Taking a break from all of the complex story though, I thought it might be good to mention that the voice acting was done very well, and the character emotion animations were also excellent just in case that it affects your choice to buy the game. I also really enjoyed the background music for each section, and I especially think that the musical queues were well crafted. I know very little if anything about music and its creation, but sections of story that felt particularly epic were accompanied by appropriate music, and moments of achievement were just as satisfying as opening a crucial chest in nearly every Zelda game. Impact sounds of weapons slashing, clashing, bashing, or mashing are very satisfying and really gives you the feeling of eviscerating an opponent. Some of the magical sound effects were slightly more repetitive and I’m not sure why, though they still sounded authentic.
As far as innovations go, the game was absolutely stuffed with them. Firstly, everything was very much streamlined and user-friendly. The new local area quest hubs made it so that massive groups of people didn’t crowding around a single person making it impossible to pick up or turn in the mission. In fact, I found Guild Wars 2 to have a relatively troll free environment and I might’ve figured out why. Because there is no subscription payment every month, the Guild Wars 2 team is less worried about retaining the monthly payments and far more likely to kick or ban people from the game. It’s just a theory though.

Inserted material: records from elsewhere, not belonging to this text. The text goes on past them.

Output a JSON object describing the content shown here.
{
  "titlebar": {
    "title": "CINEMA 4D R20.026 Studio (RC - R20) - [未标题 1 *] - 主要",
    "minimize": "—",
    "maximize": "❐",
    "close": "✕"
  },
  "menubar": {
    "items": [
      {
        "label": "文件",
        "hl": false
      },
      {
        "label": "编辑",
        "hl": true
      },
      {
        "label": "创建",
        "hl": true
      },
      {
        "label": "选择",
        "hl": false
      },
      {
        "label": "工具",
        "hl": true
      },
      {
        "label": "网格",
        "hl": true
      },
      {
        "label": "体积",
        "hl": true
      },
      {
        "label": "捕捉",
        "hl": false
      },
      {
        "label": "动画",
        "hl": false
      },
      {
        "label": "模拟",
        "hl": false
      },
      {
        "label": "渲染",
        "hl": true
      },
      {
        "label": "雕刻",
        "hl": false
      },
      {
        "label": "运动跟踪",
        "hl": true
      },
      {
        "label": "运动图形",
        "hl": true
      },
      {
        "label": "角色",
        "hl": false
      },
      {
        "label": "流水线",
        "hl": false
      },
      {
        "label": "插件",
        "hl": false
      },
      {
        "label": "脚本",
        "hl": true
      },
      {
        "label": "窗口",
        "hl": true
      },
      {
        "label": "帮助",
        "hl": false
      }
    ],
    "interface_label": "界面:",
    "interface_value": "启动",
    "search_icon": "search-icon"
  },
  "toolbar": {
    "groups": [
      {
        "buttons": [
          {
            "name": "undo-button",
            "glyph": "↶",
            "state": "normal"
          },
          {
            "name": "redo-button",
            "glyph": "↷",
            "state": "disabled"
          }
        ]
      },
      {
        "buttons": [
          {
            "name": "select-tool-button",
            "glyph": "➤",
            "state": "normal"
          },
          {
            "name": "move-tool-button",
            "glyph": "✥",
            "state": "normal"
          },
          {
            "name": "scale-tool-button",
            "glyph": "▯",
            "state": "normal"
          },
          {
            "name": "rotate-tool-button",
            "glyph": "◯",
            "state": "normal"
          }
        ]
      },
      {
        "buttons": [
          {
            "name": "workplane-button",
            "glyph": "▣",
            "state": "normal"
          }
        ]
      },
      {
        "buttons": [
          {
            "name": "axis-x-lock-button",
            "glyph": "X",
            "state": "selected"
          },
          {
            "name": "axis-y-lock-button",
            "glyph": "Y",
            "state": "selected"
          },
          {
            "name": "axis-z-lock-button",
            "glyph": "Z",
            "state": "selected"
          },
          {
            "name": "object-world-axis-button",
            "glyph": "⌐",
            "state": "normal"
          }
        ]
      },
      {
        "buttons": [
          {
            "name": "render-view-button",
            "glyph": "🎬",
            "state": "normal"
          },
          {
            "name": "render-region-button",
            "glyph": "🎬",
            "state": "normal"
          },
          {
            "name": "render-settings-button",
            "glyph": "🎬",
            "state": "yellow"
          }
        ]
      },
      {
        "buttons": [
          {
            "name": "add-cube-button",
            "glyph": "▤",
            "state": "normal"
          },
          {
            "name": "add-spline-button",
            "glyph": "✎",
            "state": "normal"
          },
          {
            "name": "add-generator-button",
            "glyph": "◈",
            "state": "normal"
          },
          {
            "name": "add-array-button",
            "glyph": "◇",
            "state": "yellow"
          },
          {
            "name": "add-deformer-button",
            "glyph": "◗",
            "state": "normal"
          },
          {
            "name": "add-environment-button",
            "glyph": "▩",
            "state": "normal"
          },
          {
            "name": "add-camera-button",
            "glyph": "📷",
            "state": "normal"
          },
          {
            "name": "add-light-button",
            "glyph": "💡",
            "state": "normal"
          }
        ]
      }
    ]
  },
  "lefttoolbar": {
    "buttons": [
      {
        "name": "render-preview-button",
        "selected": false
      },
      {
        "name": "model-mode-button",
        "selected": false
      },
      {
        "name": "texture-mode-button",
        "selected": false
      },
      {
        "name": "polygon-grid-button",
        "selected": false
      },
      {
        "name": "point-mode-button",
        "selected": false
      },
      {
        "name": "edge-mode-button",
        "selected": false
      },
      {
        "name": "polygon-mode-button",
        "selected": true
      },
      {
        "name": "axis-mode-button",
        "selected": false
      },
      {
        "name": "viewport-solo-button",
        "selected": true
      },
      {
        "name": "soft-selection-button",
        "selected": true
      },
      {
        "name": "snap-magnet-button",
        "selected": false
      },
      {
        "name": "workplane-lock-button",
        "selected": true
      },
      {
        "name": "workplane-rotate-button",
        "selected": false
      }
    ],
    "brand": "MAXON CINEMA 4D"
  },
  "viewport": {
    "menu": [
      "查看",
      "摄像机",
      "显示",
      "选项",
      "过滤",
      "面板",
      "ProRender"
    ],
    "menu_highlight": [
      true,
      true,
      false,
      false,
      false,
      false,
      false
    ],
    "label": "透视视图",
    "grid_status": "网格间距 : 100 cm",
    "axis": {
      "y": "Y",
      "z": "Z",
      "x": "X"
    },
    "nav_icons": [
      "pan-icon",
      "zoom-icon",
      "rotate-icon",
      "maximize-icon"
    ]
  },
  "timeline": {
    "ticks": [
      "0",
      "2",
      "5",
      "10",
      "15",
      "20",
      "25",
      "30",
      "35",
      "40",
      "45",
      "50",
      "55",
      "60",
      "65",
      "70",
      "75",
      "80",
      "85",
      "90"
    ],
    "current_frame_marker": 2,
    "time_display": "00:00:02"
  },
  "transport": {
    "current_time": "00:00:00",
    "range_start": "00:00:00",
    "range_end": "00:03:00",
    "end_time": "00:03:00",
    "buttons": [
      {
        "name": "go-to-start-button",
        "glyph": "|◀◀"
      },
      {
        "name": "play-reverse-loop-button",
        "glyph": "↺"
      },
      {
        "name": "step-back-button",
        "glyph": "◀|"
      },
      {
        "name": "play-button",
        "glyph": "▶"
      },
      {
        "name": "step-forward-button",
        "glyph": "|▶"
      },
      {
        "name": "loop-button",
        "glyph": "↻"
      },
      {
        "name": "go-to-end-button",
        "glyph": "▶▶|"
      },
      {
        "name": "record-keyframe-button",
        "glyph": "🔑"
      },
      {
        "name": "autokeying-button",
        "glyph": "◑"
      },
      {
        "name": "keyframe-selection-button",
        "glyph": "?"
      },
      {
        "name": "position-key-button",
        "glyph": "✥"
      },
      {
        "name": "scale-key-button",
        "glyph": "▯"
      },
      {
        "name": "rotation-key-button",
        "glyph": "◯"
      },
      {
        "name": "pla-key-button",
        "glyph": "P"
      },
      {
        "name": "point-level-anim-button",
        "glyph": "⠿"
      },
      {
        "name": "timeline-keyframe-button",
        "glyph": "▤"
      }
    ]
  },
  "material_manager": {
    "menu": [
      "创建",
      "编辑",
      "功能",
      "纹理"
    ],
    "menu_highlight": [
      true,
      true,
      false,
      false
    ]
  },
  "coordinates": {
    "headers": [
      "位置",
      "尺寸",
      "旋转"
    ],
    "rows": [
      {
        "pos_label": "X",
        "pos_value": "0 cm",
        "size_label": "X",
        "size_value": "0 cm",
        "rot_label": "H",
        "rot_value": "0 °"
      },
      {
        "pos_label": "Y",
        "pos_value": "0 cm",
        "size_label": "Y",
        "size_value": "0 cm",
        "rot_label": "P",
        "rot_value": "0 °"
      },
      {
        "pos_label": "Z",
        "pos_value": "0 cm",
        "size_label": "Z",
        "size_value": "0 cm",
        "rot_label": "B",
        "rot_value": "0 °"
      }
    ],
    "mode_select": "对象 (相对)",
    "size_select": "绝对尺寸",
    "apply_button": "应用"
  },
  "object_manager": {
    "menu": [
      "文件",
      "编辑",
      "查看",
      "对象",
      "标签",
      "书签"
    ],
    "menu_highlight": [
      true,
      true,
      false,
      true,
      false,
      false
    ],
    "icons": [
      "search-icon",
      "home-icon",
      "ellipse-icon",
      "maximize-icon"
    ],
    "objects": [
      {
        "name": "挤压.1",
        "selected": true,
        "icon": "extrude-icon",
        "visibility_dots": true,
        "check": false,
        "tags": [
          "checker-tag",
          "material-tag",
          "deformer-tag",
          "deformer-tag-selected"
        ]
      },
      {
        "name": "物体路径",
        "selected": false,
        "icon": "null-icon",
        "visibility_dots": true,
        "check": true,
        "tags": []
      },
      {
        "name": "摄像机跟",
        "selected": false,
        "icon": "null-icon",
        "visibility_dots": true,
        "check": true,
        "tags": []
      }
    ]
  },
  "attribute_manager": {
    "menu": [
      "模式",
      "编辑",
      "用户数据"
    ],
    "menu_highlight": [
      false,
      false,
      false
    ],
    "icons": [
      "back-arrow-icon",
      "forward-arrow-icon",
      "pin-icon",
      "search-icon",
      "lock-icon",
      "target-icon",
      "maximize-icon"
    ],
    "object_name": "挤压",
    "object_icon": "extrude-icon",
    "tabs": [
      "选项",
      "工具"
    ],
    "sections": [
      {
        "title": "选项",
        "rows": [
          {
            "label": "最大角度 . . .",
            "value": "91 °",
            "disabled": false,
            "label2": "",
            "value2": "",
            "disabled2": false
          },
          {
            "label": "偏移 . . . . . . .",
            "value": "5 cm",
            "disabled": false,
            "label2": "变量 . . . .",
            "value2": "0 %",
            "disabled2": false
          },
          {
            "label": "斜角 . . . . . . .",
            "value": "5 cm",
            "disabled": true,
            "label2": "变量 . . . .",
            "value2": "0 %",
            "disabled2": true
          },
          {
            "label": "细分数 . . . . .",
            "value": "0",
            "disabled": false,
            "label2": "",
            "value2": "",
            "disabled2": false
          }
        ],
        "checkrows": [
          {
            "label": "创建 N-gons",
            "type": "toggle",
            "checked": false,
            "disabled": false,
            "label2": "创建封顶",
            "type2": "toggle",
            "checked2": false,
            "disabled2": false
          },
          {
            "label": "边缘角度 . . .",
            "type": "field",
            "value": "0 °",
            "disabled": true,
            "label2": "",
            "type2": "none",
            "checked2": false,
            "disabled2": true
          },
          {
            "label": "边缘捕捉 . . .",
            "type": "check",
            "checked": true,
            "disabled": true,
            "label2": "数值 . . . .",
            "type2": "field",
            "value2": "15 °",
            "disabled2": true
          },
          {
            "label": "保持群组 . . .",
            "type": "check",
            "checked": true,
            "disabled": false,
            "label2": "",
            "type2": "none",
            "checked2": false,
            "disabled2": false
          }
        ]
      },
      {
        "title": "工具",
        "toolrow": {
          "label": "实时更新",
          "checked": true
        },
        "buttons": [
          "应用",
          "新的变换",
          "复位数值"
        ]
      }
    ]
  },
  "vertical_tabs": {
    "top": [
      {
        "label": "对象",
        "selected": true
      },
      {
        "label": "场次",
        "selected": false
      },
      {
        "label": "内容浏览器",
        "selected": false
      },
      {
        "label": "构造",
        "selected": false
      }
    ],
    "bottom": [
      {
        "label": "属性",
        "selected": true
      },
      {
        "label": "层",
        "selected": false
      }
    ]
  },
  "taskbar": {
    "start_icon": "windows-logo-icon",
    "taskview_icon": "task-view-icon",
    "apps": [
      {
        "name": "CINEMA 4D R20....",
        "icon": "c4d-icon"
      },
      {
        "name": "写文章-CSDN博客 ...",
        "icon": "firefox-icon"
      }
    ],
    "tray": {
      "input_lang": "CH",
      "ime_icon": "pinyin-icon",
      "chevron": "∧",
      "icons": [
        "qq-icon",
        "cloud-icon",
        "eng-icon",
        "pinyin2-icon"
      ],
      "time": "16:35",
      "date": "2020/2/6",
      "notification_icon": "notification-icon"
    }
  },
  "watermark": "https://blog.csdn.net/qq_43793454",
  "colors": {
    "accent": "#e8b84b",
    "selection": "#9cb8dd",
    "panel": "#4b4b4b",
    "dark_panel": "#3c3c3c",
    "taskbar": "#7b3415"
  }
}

The game wasn’t flawless of course even though being relatively troll free is a big plus. While progressing through the game, I often felt like I was under level by the time I finished off an area. There are several workarounds for this though. Pretty much everything in the game gives you experience, even partially completing achievements, crafting skills, exploring, or doing one of the dozens of events in available in every zone. If that bores you, just going to another zone and level there because there are multiple areas for each level bracket allowing the player to experience even more content. Also, as long as you’re leveling in the appropriate areas, the difficulty of leveling from seventy nine to eighty is the same difficulty as leveling from one to two. The pace of leveling is very reasonable and you’re never stuck in one location for long. I will give special props to the environmental concepts and designs. They were well executed and I was never bored traveling from one location to another especially when you never knew if you were going to be fighting on a lush green field, swimming under water with giant sharks, or climbing mountains in the frozen north. The lack of creature diversity in those areas was a little bit of a downer though. I felt especially cheated when they used the same models for undead and “marked” beings as the player base models. Yes, they did use some modified models for abominations and champions, but overall it was a bit of a letdown. The biggest eyesore in this game, for me anyway, was the absurd level of art asset clipping that occurred when the designers made some portions of the city levels. Buildings blatantly overlap one another and certain pieces were placed where they were not intended to go. I’ve seen similar mistakes in beginning level design classes where students get lazy with trying to find the correct art asset in the UDK or Unity static mesh library and just slap any old mesh there instead. Some examples are sets of stairs leading into walls, wall corners disappearing into other static meshes, etc. These flaws haven’t been obstructive or anything to the pacing of the game, but the mistakes seem very amateur and they stand out simply because the team did such an excellent job with the rest of the game.